By EW Staff
Updated June 11, 1993 at 04:00 AM EDT

Alfred Hitchcock’s Music To Be Murdered By is just the tip of the iceberg. Incredibly Strange Music (RE/Search Publications), a catalog of the wackiest discs ever made, goes where few audiophiles have ever gone. Based on 14 private collections, it answers the burning question: How do you separate the plainly strange from the greatly strange? ”There are two key ingredients,” explains one of the collectors, Mickey McGowan of Mill Valley, Calif., who has been lugging home crates of vinyl from thrift stores and flea markets since the ’60s. ”First, you can play the record in the background without it disturbing you.

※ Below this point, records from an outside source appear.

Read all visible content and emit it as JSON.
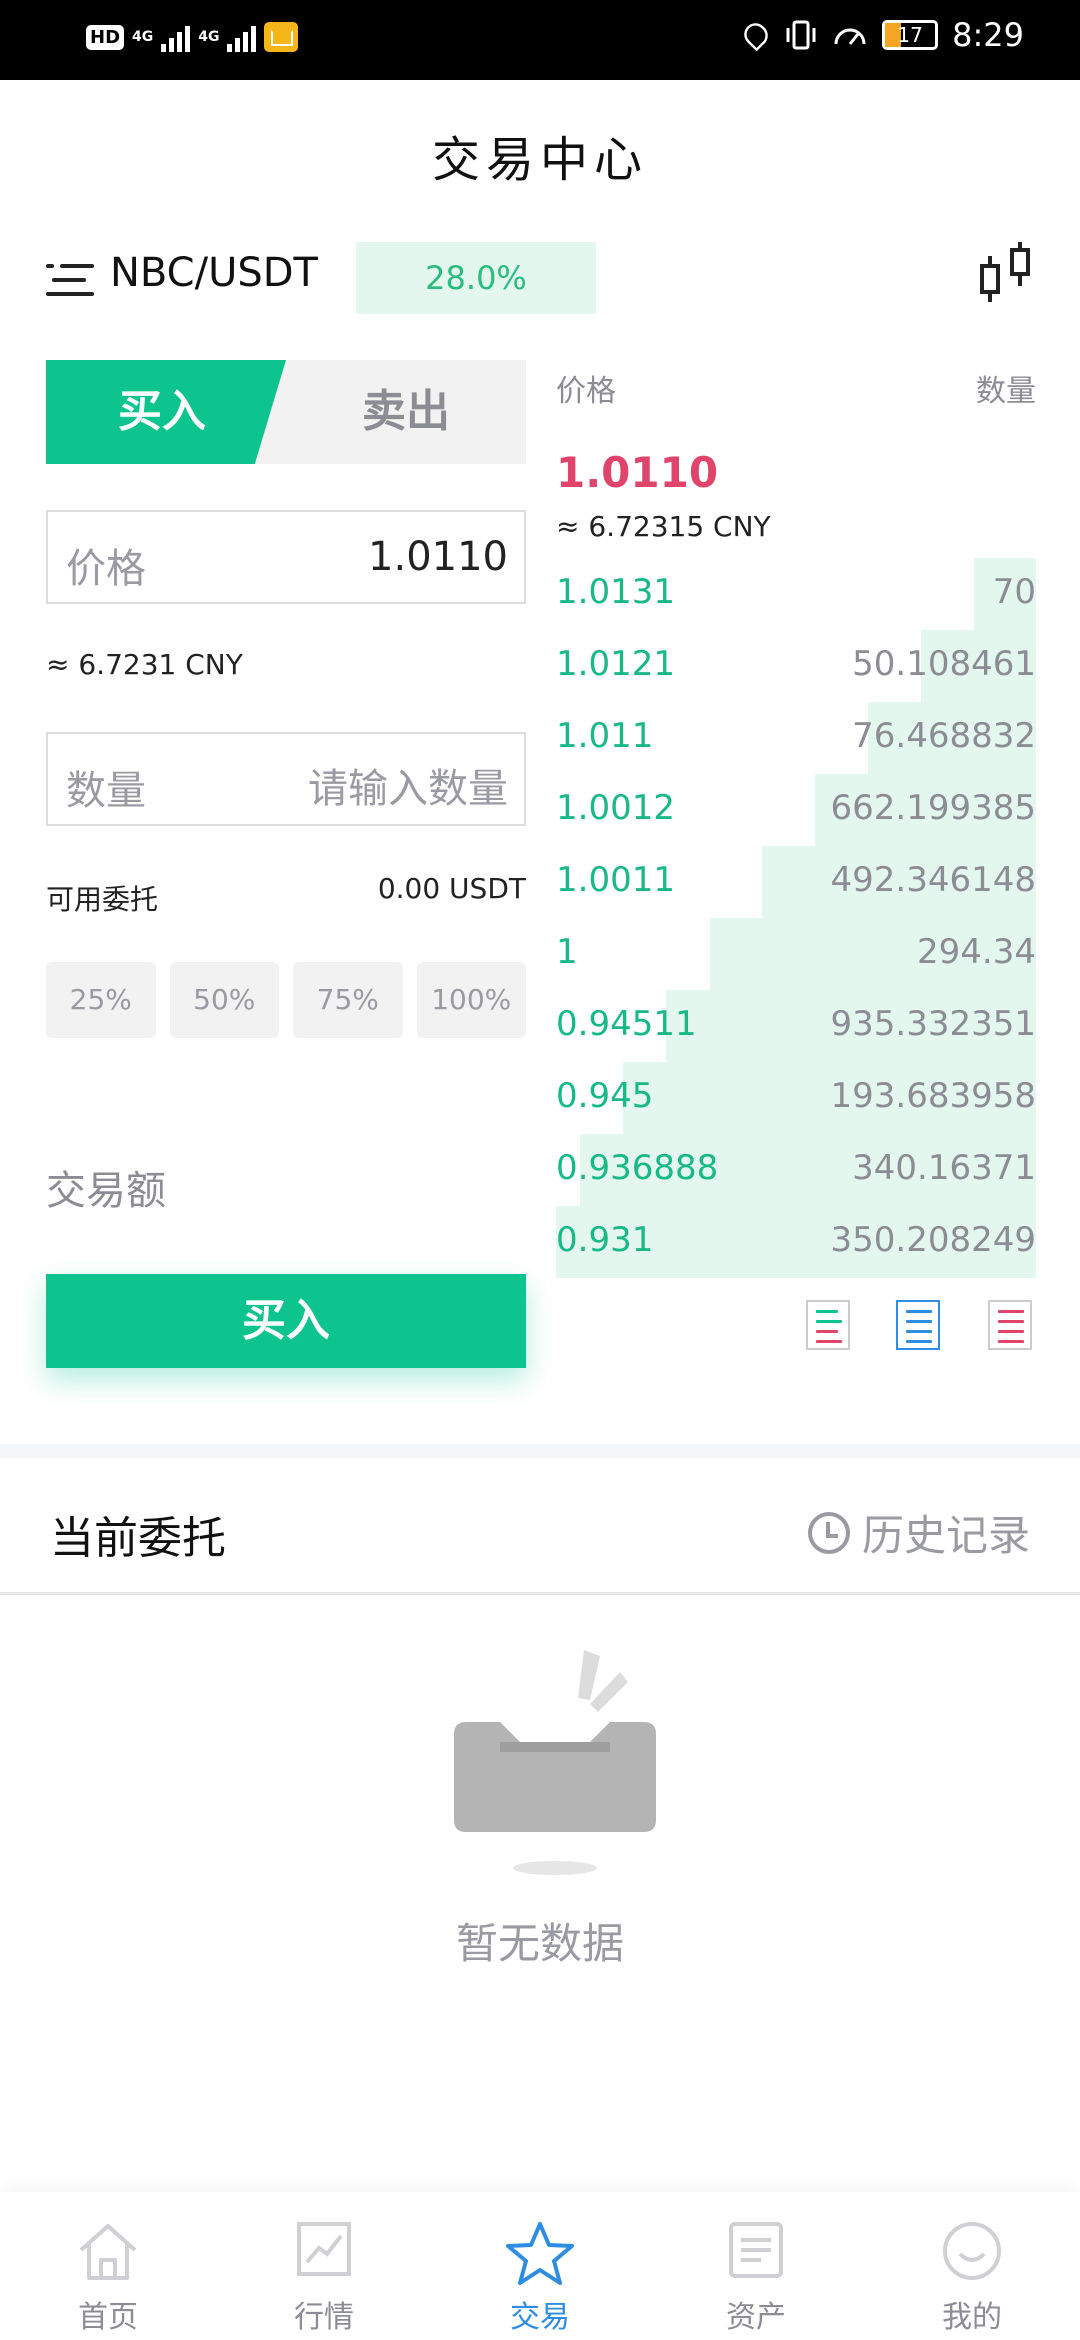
{
  "status_bar": {
    "hd": "HD",
    "network_1": "4G",
    "network_2": "4G",
    "battery": "17",
    "time": "8:29"
  },
  "header": {
    "title": "交易中心"
  },
  "pair": {
    "name": "NBC/USDT",
    "change": "28.0%",
    "menu_icon": "menu-list-icon",
    "chart_icon": "candlestick-icon"
  },
  "order_form": {
    "buy_tab": "买入",
    "sell_tab": "卖出",
    "price_label": "价格",
    "price_value": "1.0110",
    "price_cny": "≈ 6.7231 CNY",
    "qty_label": "数量",
    "qty_placeholder": "请输入数量",
    "available_label": "可用委托",
    "available_value": "0.00 USDT",
    "percents": [
      "25%",
      "50%",
      "75%",
      "100%"
    ],
    "amount_label": "交易额",
    "submit": "买入"
  },
  "order_book": {
    "price_header": "价格",
    "qty_header": "数量",
    "last_price": "1.0110",
    "last_price_cny": "≈ 6.72315 CNY",
    "rows": [
      {
        "price": "1.0131",
        "qty": "70",
        "depth": 0.13
      },
      {
        "price": "1.0121",
        "qty": "50.108461",
        "depth": 0.24
      },
      {
        "price": "1.011",
        "qty": "76.468832",
        "depth": 0.35
      },
      {
        "price": "1.0012",
        "qty": "662.199385",
        "depth": 0.46
      },
      {
        "price": "1.0011",
        "qty": "492.346148",
        "depth": 0.57
      },
      {
        "price": "1",
        "qty": "294.34",
        "depth": 0.68
      },
      {
        "price": "0.94511",
        "qty": "935.332351",
        "depth": 0.77
      },
      {
        "price": "0.945",
        "qty": "193.683958",
        "depth": 0.86
      },
      {
        "price": "0.936888",
        "qty": "340.16371",
        "depth": 0.95
      },
      {
        "price": "0.931",
        "qty": "350.208249",
        "depth": 1.0
      }
    ]
  },
  "orders": {
    "title": "当前委托",
    "history": "历史记录",
    "empty": "暂无数据"
  },
  "bottom_nav": {
    "items": [
      {
        "label": "首页",
        "icon": "home-icon"
      },
      {
        "label": "行情",
        "icon": "market-chart-icon"
      },
      {
        "label": "交易",
        "icon": "star-icon"
      },
      {
        "label": "资产",
        "icon": "assets-icon"
      },
      {
        "label": "我的",
        "icon": "profile-icon"
      }
    ],
    "active": "交易"
  },
  "colors": {
    "accent_green": "#0dc48e",
    "up_green": "#18b987",
    "last_price_red": "#e0446a",
    "nav_active_blue": "#2d8de2"
  }
}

Second, you can play it in the foreground without it boring you.” With that in mind, here are some of the strangest: * King Usniewicz and His Usniewicztones A bunch of ”drunken Polish auto mechanics” who played a Detroit bowling alley in the ’70s. * Muhammad Ali Fights Tooth Decay: A Beautiful Children’s Story Ali, Howard Cosell, and Frank Sinatra take no prisoners in their battle against gingivitis. * Rhapsody of Steel By U.S. Steel, inspirational words about steel with a symphonic score in the background. * Shakespeare, Tchaikovsky & Me Jayne Mansfield reciting Shakespeare, Byron, and Shelley to ”Tchaikovsky’s piano tinklings.” * Songs of Couch and Consultation Katie Lee’s collection of folk songs about being psychoanalyzed. * Introducing the Sugar Bears A collection of songs from a group fronted by the cartoon character with the cool Dean Martin-y voice. Several of the songs, originally released on the back of Super Sugar Crisp cereal boxes, were written by Kim Carnes. -Tara McKelvey